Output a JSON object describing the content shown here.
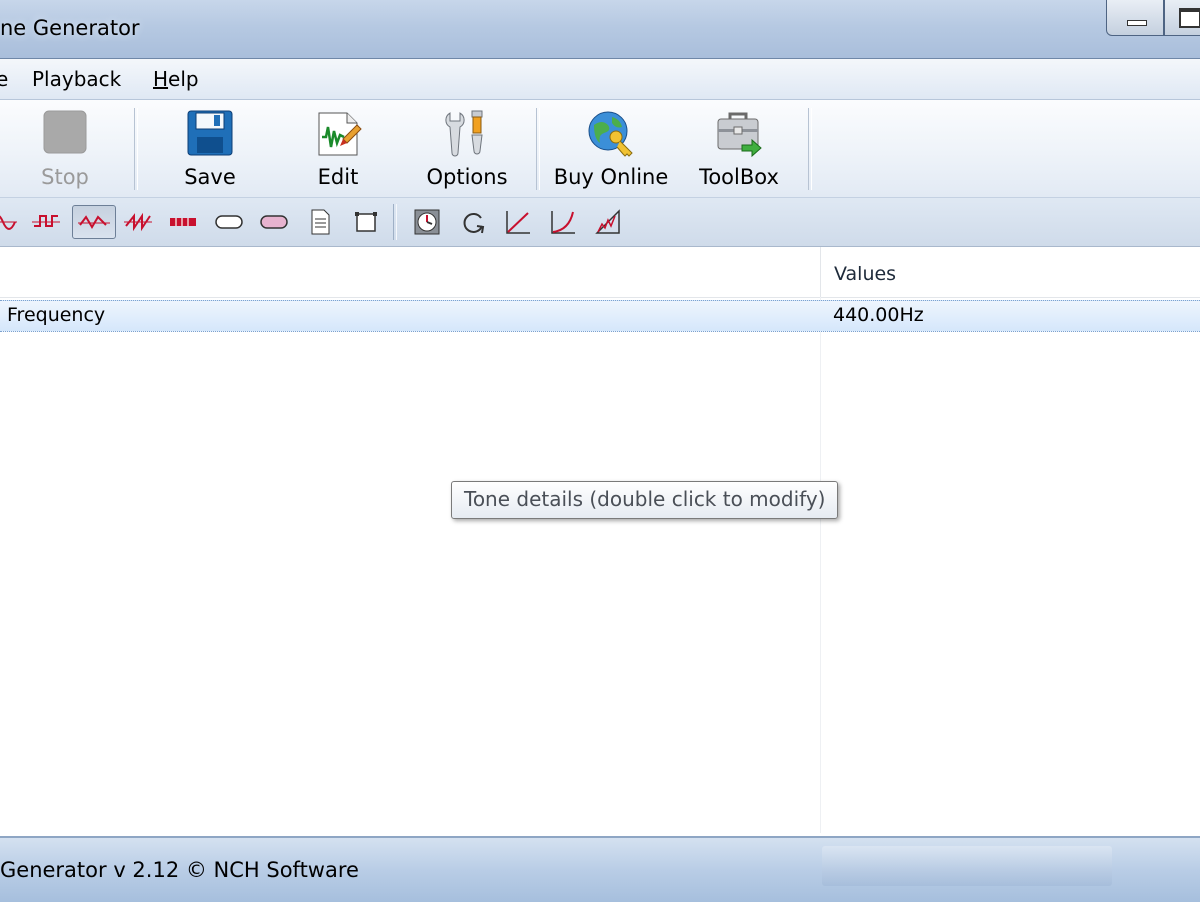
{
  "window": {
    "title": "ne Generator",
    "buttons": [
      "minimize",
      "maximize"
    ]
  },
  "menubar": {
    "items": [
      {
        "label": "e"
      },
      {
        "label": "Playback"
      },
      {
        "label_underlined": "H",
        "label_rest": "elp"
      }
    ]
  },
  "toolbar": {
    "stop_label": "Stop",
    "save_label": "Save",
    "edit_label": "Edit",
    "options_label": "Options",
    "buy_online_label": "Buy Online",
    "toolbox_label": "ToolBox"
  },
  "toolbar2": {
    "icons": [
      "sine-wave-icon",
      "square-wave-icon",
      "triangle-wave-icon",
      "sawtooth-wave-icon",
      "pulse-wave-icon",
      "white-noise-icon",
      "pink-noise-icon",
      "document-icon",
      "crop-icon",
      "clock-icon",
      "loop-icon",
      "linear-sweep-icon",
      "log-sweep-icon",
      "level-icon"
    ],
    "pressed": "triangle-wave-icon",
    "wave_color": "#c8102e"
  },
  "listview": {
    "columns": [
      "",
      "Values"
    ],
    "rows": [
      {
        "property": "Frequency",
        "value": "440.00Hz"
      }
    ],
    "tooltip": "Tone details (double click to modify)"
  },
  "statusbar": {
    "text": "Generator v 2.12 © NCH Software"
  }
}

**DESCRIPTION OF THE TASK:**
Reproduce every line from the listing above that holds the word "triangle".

**RESULT:**
      "triangle-wave-icon",
    "pressed": "triangle-wave-icon",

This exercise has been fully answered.